16. The courts dismissed the case against Ellsberg
Whatever else the White House Plumbers were, they evidently were bumblers when it came to the crime of burglary. When Ellsberg’s trial (he faced over 100 years in prison if convicted) began in the spring of 1973 it was revealed that two of the already convicted Watergate burglars, G. Gordon Liddy and E. Howard Hunt, had broken into the office of Ellsberg’s psychiatrist in Los Angeles in an attempt to obtain further evidence to support the government’s case. The filing cabinet which they rifled today sits in the Smithsonian Institution. The Judge, US District Court Judge William Byrne, ordered the information shared with Ellsberg’s defense lawyers.

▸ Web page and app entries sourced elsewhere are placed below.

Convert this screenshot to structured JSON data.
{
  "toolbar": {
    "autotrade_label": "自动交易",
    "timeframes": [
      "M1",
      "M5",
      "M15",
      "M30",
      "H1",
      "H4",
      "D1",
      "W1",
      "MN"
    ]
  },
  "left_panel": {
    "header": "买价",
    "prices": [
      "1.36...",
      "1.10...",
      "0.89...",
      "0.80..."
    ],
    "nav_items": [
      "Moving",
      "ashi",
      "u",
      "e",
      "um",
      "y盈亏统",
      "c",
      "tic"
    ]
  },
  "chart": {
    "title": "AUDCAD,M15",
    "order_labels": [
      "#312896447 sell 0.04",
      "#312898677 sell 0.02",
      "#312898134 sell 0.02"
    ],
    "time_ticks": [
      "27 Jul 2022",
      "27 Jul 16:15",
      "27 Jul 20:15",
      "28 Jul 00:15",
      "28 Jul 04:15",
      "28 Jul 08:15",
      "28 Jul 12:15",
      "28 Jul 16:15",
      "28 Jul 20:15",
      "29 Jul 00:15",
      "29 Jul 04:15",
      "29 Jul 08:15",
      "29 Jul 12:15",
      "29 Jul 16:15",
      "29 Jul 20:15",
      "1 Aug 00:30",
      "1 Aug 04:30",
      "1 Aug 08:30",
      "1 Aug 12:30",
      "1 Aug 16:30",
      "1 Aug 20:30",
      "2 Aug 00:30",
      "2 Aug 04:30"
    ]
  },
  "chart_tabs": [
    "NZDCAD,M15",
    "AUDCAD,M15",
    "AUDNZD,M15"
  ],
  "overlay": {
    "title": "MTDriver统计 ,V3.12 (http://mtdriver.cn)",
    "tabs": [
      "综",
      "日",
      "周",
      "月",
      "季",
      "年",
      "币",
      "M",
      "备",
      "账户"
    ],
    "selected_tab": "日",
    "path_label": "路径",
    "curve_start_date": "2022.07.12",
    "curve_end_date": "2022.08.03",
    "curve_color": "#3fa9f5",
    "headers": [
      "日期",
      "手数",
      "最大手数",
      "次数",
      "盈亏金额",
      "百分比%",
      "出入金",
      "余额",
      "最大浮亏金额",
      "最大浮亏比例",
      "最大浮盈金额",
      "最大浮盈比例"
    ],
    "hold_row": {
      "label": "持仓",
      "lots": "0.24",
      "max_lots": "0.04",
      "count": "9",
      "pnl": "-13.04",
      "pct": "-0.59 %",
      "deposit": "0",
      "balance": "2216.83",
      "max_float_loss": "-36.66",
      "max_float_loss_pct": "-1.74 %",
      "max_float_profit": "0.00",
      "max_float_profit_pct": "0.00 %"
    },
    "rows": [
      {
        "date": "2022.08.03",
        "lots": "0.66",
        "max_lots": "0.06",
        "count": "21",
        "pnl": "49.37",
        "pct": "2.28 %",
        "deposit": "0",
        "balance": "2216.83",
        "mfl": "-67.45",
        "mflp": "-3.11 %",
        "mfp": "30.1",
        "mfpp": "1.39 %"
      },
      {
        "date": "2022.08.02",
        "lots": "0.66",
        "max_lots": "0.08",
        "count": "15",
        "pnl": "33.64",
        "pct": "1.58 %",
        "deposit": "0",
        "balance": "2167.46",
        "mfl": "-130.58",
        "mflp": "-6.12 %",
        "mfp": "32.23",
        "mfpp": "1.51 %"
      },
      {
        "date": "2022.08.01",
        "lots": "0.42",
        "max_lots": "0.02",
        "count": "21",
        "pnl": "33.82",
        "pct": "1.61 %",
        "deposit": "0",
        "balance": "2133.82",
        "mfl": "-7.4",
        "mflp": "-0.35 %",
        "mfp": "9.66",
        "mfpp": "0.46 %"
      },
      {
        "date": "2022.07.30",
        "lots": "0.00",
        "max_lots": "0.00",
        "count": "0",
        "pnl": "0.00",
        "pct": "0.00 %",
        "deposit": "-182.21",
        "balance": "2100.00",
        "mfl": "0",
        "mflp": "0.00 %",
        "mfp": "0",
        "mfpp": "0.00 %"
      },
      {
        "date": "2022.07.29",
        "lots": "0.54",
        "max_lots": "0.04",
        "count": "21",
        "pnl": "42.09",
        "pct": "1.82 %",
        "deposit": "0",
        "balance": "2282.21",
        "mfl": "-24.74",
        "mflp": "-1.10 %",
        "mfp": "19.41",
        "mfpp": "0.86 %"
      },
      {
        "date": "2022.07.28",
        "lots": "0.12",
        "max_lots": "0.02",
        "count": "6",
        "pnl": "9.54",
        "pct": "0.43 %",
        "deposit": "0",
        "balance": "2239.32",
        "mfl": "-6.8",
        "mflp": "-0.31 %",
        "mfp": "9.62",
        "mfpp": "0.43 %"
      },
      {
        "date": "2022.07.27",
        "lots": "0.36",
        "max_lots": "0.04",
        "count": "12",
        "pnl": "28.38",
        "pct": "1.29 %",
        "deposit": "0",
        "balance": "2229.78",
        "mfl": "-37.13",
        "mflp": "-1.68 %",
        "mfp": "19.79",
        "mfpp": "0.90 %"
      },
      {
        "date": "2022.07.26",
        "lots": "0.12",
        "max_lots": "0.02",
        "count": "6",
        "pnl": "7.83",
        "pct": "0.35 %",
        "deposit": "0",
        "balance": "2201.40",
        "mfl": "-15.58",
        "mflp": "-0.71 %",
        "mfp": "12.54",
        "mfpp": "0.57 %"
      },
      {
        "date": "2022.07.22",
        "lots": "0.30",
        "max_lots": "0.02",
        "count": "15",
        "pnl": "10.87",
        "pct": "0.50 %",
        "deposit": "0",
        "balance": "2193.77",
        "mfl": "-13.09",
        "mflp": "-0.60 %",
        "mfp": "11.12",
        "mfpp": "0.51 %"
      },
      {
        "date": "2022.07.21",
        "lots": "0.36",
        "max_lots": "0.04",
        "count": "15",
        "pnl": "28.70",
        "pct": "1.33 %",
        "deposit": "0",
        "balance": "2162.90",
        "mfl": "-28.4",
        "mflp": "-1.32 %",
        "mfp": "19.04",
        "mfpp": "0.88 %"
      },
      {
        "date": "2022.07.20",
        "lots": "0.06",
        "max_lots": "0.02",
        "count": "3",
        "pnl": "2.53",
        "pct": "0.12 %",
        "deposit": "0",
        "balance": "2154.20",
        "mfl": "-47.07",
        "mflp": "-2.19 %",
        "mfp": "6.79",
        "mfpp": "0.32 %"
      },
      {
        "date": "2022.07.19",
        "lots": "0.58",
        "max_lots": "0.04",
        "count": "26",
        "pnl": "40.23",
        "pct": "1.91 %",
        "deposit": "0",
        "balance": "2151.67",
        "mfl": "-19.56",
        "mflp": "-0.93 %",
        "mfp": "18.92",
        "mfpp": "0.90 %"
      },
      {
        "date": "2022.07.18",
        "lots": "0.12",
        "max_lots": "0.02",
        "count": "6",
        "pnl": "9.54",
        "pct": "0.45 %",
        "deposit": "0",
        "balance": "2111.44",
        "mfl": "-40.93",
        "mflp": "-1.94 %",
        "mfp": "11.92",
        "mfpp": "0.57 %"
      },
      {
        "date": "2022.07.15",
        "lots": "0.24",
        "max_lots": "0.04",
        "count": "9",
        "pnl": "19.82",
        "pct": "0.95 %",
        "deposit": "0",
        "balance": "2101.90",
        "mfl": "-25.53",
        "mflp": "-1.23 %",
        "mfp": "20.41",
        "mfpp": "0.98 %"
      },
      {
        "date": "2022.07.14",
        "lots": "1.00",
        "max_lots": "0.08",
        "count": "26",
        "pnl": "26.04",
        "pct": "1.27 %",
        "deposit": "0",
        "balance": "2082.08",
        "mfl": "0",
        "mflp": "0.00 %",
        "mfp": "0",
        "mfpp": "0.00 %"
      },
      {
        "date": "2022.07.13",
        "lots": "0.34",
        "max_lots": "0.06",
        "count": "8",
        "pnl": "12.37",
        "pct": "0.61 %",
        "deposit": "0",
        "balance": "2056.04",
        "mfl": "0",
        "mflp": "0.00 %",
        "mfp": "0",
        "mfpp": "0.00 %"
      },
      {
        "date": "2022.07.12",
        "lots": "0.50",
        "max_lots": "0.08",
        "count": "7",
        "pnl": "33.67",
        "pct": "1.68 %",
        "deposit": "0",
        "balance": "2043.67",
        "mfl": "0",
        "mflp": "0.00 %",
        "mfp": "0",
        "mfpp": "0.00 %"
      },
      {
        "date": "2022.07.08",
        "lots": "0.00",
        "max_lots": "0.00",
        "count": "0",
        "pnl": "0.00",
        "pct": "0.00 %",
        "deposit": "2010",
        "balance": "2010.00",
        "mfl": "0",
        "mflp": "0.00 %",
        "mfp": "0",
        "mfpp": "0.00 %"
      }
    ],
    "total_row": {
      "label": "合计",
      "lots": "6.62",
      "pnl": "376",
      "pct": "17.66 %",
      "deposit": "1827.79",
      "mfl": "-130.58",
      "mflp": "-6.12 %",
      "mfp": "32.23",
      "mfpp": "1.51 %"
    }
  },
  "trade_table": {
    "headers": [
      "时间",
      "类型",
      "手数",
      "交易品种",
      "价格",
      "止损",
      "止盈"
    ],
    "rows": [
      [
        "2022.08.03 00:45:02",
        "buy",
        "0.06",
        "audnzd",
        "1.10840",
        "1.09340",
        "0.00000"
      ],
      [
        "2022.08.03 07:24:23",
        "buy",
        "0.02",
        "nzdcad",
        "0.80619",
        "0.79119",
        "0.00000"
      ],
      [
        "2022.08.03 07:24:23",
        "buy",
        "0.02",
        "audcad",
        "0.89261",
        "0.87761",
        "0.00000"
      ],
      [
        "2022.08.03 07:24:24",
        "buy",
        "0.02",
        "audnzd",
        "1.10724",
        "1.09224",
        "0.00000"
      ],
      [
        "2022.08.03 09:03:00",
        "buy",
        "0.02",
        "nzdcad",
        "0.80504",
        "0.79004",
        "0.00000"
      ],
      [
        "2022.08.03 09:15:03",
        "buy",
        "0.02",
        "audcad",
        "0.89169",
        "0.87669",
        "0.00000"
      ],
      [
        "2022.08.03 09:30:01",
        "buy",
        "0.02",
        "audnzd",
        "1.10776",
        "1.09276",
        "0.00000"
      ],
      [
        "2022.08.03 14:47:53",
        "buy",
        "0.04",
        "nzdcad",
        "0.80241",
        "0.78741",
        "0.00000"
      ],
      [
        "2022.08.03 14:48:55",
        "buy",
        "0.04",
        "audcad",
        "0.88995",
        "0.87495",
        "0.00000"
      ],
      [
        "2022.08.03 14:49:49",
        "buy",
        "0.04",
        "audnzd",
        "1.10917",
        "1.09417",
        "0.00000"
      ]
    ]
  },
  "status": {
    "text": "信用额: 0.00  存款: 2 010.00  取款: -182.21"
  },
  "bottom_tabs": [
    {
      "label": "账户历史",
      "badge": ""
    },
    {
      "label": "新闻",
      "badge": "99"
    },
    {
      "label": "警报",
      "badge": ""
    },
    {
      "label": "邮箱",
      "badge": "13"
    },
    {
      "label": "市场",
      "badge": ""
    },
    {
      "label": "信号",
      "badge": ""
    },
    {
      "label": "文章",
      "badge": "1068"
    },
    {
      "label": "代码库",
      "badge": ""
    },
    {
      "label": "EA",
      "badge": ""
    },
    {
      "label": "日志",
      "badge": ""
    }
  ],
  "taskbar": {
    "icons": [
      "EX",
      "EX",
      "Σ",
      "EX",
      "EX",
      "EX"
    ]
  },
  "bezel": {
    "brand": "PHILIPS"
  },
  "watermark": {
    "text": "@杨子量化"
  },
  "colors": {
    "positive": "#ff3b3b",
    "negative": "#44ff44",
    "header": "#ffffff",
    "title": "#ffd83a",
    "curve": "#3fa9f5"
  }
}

He then dismissed the case presented by the prosecution, citing government misconduct. “The bizarre events have incurably infected the prosecution of this case”, he wrote in his decision. The increasing pressure on the Nixon White House helped lead to the decision not to pursue further legal actions against Ellsberg, Watergate having supplanted the Pentagon Papers in the attention of the American public. It was later revealed that senior Nixon aide John Ehrlichman had met with Judge Byrne and offered him the position of FBI director, which the Judge turned down while the Ellsberg case was pending.